Kronos Quartet: Purple Haze (1986)

Kronos Quartet: Purple Haze (1986)

When the Kronos Quartet closed their first album for the Nonesuch label in '86 with this brittle version of Jimi Hendrix's '67 hit even liner note writer Gregory Sandow had to concede that, after a programme of works by Peter Sculthorpe, Aulis Sallinen, Philip Glass and Conlon Nancarrow, it had all the hallmarks of a built-in encore.

Known for introducing works and commissions by cutting edge composers (most of them still living), they had already essayed work by Thelonious Monk and Bill Evans from the jazz arena alongside contemporary classical composers, but this was something a little different.

Ever since the Boston Pops Orchestra took to playing Beatles songs, popular music had been arranged for small groups and orchestras, but mostly they were very conservative (usually the Beatles' most popular material in fact).

However in this arrangement (by Steve Riffkin) the Kronos Quartet effectively mimicked Hendrix's feedback and introduced it at the end of this taut, tense and tight three minutes -- even though feedback isn't on the orignal.

220px_Kronos_kronosThey were adapting Jimi Hendrix and inhabiting his music in a way that few other classical players had attempted, or perhaps would dare to, with rock music.

And as Sandow noted, by doing so this rather reversed the notion of bringing pop and rock music to a classical setting. But by placing it on this album it advanced the idea that the most characteristic music of our world isn't "classical" music but something else, predominantly pop and rock.

And this version -- by its musical context -- also took contemporary classical music to an audience more familar with electric and electrifying rock.

It was also just a pretty terrific version of Hendrix.

For more one-offs, oddities and songs with an interesting backstory use the RSS feed to keep up with the daily postings From the Vaults.

Your Comments

post a comment

More from this section

Pine Top Smith: Pine Top Boogie (1928)

Pine Top Smith: Pine Top Boogie (1928)
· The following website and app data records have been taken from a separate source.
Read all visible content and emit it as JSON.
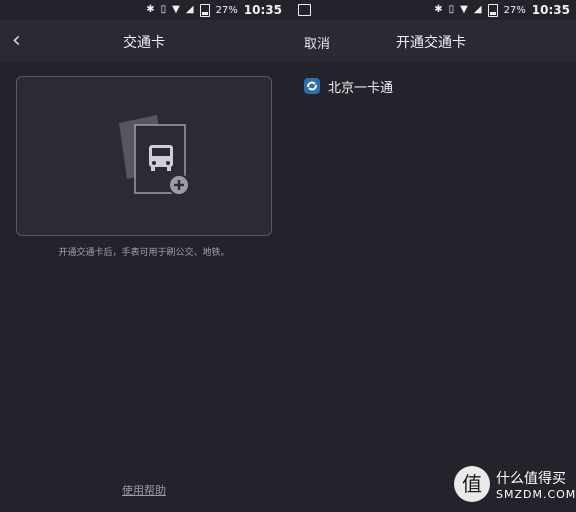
{
  "status_bar": {
    "battery": "27%",
    "time": "10:35",
    "icons": [
      "bluetooth-icon",
      "vibrate-icon",
      "wifi-icon",
      "signal-icon",
      "battery-icon"
    ]
  },
  "left": {
    "header": {
      "title": "交通卡"
    },
    "card_add": {
      "icon": "bus-card-add-icon"
    },
    "hint": "开通交通卡后，手表可用于刷公交、地铁。",
    "help_link": "使用帮助"
  },
  "right": {
    "header": {
      "cancel": "取消",
      "title": "开通交通卡"
    },
    "items": [
      {
        "label": "北京一卡通",
        "icon": "beijing-card-logo-icon",
        "accent": "#4a9fd8"
      }
    ]
  },
  "watermark": {
    "cn": "什么值得买",
    "en": "SMZDM.COM",
    "badge": "值"
  }
}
Aside from this being considered one of the first, if not the first, reference to "boogie woogie", there are a number of other interesting things about this recording by the pianist... > Read more

National Lampoon: I'm A Woman (1975)
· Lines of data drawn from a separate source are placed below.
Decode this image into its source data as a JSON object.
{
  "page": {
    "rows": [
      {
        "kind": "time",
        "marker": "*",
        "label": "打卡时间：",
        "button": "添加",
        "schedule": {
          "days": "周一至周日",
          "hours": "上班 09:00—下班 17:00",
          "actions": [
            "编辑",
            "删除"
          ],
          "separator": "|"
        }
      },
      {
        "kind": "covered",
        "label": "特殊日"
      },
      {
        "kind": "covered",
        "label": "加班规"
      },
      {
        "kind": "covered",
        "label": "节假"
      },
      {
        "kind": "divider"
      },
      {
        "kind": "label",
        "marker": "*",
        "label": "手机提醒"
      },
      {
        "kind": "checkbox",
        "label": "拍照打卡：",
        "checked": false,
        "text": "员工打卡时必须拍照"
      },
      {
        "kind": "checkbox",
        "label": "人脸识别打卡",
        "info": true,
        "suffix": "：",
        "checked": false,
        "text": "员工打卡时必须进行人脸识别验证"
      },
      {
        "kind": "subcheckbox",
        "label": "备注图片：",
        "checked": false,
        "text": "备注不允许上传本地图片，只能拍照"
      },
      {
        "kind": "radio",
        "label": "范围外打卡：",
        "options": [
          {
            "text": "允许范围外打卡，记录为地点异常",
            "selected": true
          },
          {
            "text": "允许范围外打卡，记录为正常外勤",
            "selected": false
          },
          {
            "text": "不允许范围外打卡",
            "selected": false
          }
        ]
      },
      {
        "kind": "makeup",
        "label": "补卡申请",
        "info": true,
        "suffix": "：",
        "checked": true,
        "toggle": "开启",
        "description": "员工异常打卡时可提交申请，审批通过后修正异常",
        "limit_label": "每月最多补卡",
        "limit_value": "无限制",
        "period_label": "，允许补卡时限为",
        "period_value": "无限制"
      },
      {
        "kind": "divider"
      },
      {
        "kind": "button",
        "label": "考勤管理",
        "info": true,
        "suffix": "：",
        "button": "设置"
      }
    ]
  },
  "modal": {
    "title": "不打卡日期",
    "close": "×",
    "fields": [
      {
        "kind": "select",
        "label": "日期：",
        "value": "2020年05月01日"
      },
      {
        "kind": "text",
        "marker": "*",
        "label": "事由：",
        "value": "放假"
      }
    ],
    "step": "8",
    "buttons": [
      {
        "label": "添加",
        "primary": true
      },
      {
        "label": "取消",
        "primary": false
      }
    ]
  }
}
National Lampoon: I'm A Woman (1975)

Before they got into movies like Animal House and the Vacation series (with Chevy Chase), National Lampoon was a satirical magazine which also delivered a very funny sideline in records such as... > Read more

New Elsewhere

THE FAMOUS ELSEWHERE QUESTIONNAIRE: Ben Morley of Mice on Stilts

THE FAMOUS ELSEWHERE QUESTIONNAIRE: Ben Morley of Mice on Stilts

Few could watch the heartbreaking images from Gaza recently without feeling some pang of pain and discomfort. Regardless of the knotty politics of the situation there, seeing people's homes... > Read more

DON WAS INTERVIEWED (2014): This note's for you

DON WAS INTERVIEWED (2014): This note's for you

By coincidence, the day I got an e-mail to say famous producer Don Was -- head of the Blue Note jazz label these past two and half years -- was available for an interview I had just seen him on... > Read more